Matt Frei about the recent Presidential Summit on Entrepreneurship and how economic ties and entrepreneurial innovation can become a foundation for strengthening relations between the U.S. and Muslim world. Yousef is a nonresident senior fellow with the Middle East Youth Initiative, which just released a report on social entrepreneurship in the Middle East.
Matt Frei: I’m now joined by Tarik Yousef, dean of the Dubai School of Government and senior fellow at the Middle East Youth Initiative at the Brookings Institution. Great to have you on the program, Tarik. The point of this conference isn’t just to try to see how people might make money in the Middle East, it’s also to try and bring democracy – the marriage between freedom and entrepreneurship, between business and democracy. Is that a link that’s pie in the sky, or do you think it might actually happen?
Tarik Yousef: It might actually happen. Incidentally, the word democracy was used perhaps only once or twice in the entire two days of deliberations.
Frei: Why do you think that is?
Yousef: Because I think people were cognizant on both sides of the legacy of the previous administration and how the rhetoric of democratization and the practice of foreign policy behind it had created so much distrust.
Frei: So democracy, in an American context, is a dirty word in the Middle East?
Yousef: I would say it carries excess baggage and it reminds people of what happened post-9/11 during two terms for President Bush. What was emphasized in the last two days was economic opportunity, individual opportunity, freedom, partnership, civic engagement – a new sort of a beginning between the Muslim world and the United States of America based on mutual respect and mutual trust. I thought by the end of two days of this, people were beginning to buy into the notion that this could very well be a new beginning. After all, the administration was full force there; everyone committed themselves to the idea of a partnership.
The United States, Europe, and the zombie Western liberal order
[The exchange of threats and military posturing between the United States and North Korea] raises the stakes. With the United States and others talking far too loosely about the prospects of a pre-emptive strike, that’s what would trigger retaliatory actions by North Korea.

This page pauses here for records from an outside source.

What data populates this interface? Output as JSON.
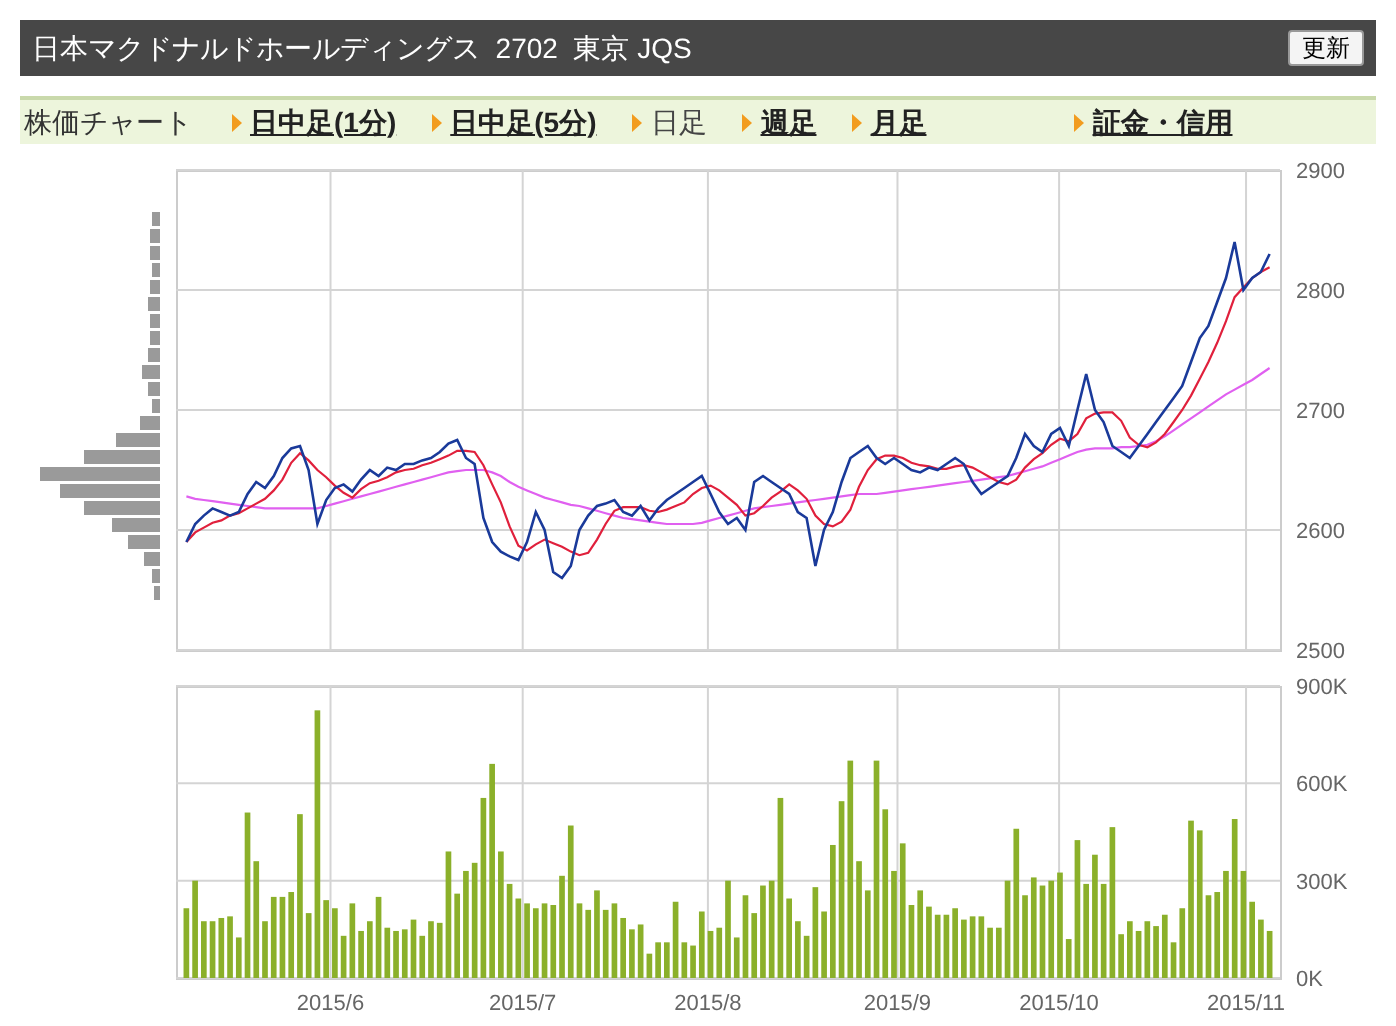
{
  "header": {
    "title": "日本マクドナルドホールディングス  2702  東京 JQS",
    "refresh_button": "更新"
  },
  "nav": {
    "label": "株価チャート",
    "tabs": [
      {
        "label": "日中足(1分)",
        "selected": false
      },
      {
        "label": "日中足(5分)",
        "selected": false
      },
      {
        "label": "日足",
        "selected": true
      },
      {
        "label": "週足",
        "selected": false
      },
      {
        "label": "月足",
        "selected": false
      },
      {
        "label": "証金・信用",
        "selected": false
      }
    ]
  },
  "price_chart": {
    "chart_data": {
      "type": "line",
      "ylim": [
        2500,
        2900
      ],
      "yticks": [
        2500,
        2600,
        2700,
        2800,
        2900
      ],
      "grid": true,
      "series": [
        {
          "color": "#1a3a9a",
          "values": [
            2590,
            2605,
            2612,
            2618,
            2615,
            2612,
            2615,
            2630,
            2640,
            2635,
            2645,
            2660,
            2668,
            2670,
            2650,
            2605,
            2625,
            2635,
            2638,
            2632,
            2642,
            2650,
            2645,
            2652,
            2650,
            2655,
            2655,
            2658,
            2660,
            2665,
            2672,
            2675,
            2660,
            2655,
            2610,
            2590,
            2582,
            2578,
            2575,
            2590,
            2615,
            2600,
            2565,
            2560,
            2570,
            2600,
            2612,
            2620,
            2622,
            2625,
            2615,
            2612,
            2620,
            2608,
            2618,
            2625,
            2630,
            2635,
            2640,
            2645,
            2630,
            2615,
            2605,
            2610,
            2600,
            2640,
            2645,
            2640,
            2635,
            2630,
            2615,
            2610,
            2570,
            2600,
            2615,
            2640,
            2660,
            2665,
            2670,
            2660,
            2655,
            2660,
            2655,
            2650,
            2648,
            2652,
            2650,
            2655,
            2660,
            2655,
            2640,
            2630,
            2635,
            2640,
            2645,
            2660,
            2680,
            2670,
            2665,
            2680,
            2685,
            2670,
            2700,
            2730,
            2700,
            2690,
            2670,
            2665,
            2660,
            2670,
            2680,
            2690,
            2700,
            2710,
            2720,
            2740,
            2760,
            2770,
            2790,
            2810,
            2840,
            2800,
            2810,
            2815,
            2830
          ]
        },
        {
          "color": "#e0203c",
          "values": [
            2590,
            2598,
            2602,
            2606,
            2608,
            2612,
            2614,
            2618,
            2622,
            2626,
            2633,
            2642,
            2656,
            2664,
            2658,
            2650,
            2644,
            2637,
            2631,
            2627,
            2634,
            2639,
            2641,
            2644,
            2648,
            2650,
            2651,
            2654,
            2656,
            2659,
            2662,
            2666,
            2666,
            2665,
            2654,
            2638,
            2623,
            2603,
            2587,
            2583,
            2588,
            2592,
            2589,
            2586,
            2582,
            2579,
            2581,
            2592,
            2605,
            2616,
            2619,
            2619,
            2619,
            2616,
            2615,
            2617,
            2620,
            2623,
            2630,
            2635,
            2637,
            2633,
            2627,
            2621,
            2612,
            2614,
            2620,
            2627,
            2632,
            2638,
            2633,
            2626,
            2612,
            2605,
            2603,
            2607,
            2617,
            2636,
            2650,
            2659,
            2662,
            2662,
            2660,
            2656,
            2654,
            2653,
            2651,
            2651,
            2653,
            2654,
            2652,
            2648,
            2644,
            2640,
            2638,
            2642,
            2652,
            2659,
            2664,
            2671,
            2676,
            2674,
            2680,
            2693,
            2697,
            2698,
            2698,
            2691,
            2677,
            2671,
            2669,
            2673,
            2680,
            2690,
            2700,
            2712,
            2726,
            2740,
            2756,
            2774,
            2794,
            2802,
            2810,
            2815,
            2819
          ]
        },
        {
          "color": "#e060f0",
          "values": [
            2628,
            2626,
            2625,
            2624,
            2623,
            2622,
            2621,
            2620,
            2619,
            2618,
            2618,
            2618,
            2618,
            2618,
            2618,
            2618,
            2620,
            2622,
            2624,
            2626,
            2628,
            2630,
            2632,
            2634,
            2636,
            2638,
            2640,
            2642,
            2644,
            2646,
            2648,
            2649,
            2650,
            2650,
            2650,
            2648,
            2645,
            2640,
            2636,
            2633,
            2630,
            2627,
            2625,
            2623,
            2621,
            2620,
            2618,
            2616,
            2614,
            2612,
            2610,
            2609,
            2608,
            2607,
            2606,
            2605,
            2605,
            2605,
            2605,
            2606,
            2608,
            2610,
            2612,
            2614,
            2616,
            2618,
            2619,
            2620,
            2621,
            2622,
            2623,
            2624,
            2625,
            2626,
            2627,
            2628,
            2629,
            2630,
            2630,
            2630,
            2631,
            2632,
            2633,
            2634,
            2635,
            2636,
            2637,
            2638,
            2639,
            2640,
            2641,
            2642,
            2643,
            2644,
            2645,
            2647,
            2649,
            2651,
            2653,
            2656,
            2659,
            2662,
            2665,
            2667,
            2668,
            2668,
            2668,
            2669,
            2669,
            2670,
            2671,
            2674,
            2678,
            2683,
            2688,
            2693,
            2698,
            2703,
            2708,
            2713,
            2717,
            2721,
            2725,
            2730,
            2735
          ]
        }
      ]
    }
  },
  "volume_chart": {
    "chart_data": {
      "type": "bar",
      "ylim": [
        0,
        900000
      ],
      "grid": true,
      "yticks": [
        {
          "value": 0,
          "label": "0K"
        },
        {
          "value": 300000,
          "label": "300K"
        },
        {
          "value": 600000,
          "label": "600K"
        },
        {
          "value": 900000,
          "label": "900K"
        }
      ],
      "series": [
        {
          "color": "#8bb02a",
          "values": [
            215000,
            300000,
            175000,
            175000,
            185000,
            190000,
            125000,
            510000,
            360000,
            175000,
            250000,
            250000,
            265000,
            505000,
            200000,
            825000,
            240000,
            215000,
            130000,
            230000,
            145000,
            175000,
            250000,
            155000,
            145000,
            150000,
            180000,
            130000,
            175000,
            170000,
            390000,
            260000,
            330000,
            355000,
            555000,
            660000,
            390000,
            290000,
            245000,
            230000,
            215000,
            230000,
            225000,
            315000,
            470000,
            230000,
            210000,
            270000,
            210000,
            230000,
            185000,
            150000,
            165000,
            75000,
            110000,
            110000,
            235000,
            110000,
            100000,
            205000,
            145000,
            155000,
            300000,
            125000,
            255000,
            200000,
            285000,
            300000,
            555000,
            245000,
            175000,
            130000,
            280000,
            205000,
            410000,
            545000,
            670000,
            360000,
            270000,
            670000,
            520000,
            330000,
            415000,
            225000,
            270000,
            220000,
            195000,
            195000,
            215000,
            180000,
            190000,
            190000,
            155000,
            155000,
            300000,
            460000,
            255000,
            310000,
            285000,
            300000,
            325000,
            120000,
            425000,
            290000,
            380000,
            290000,
            465000,
            135000,
            175000,
            145000,
            175000,
            160000,
            195000,
            110000,
            215000,
            485000,
            455000,
            255000,
            265000,
            330000,
            490000,
            330000,
            235000,
            180000,
            145000
          ]
        }
      ]
    },
    "date_labels": [
      "2015/6",
      "2015/7",
      "2015/8",
      "2015/9",
      "2015/10",
      "2015/11"
    ]
  }
}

[With the current level of tensions over North Korea,] [w]e could stumble needlessly into what would be the biggest crisis in East Asia since the United States intervened in the Korean War in 1950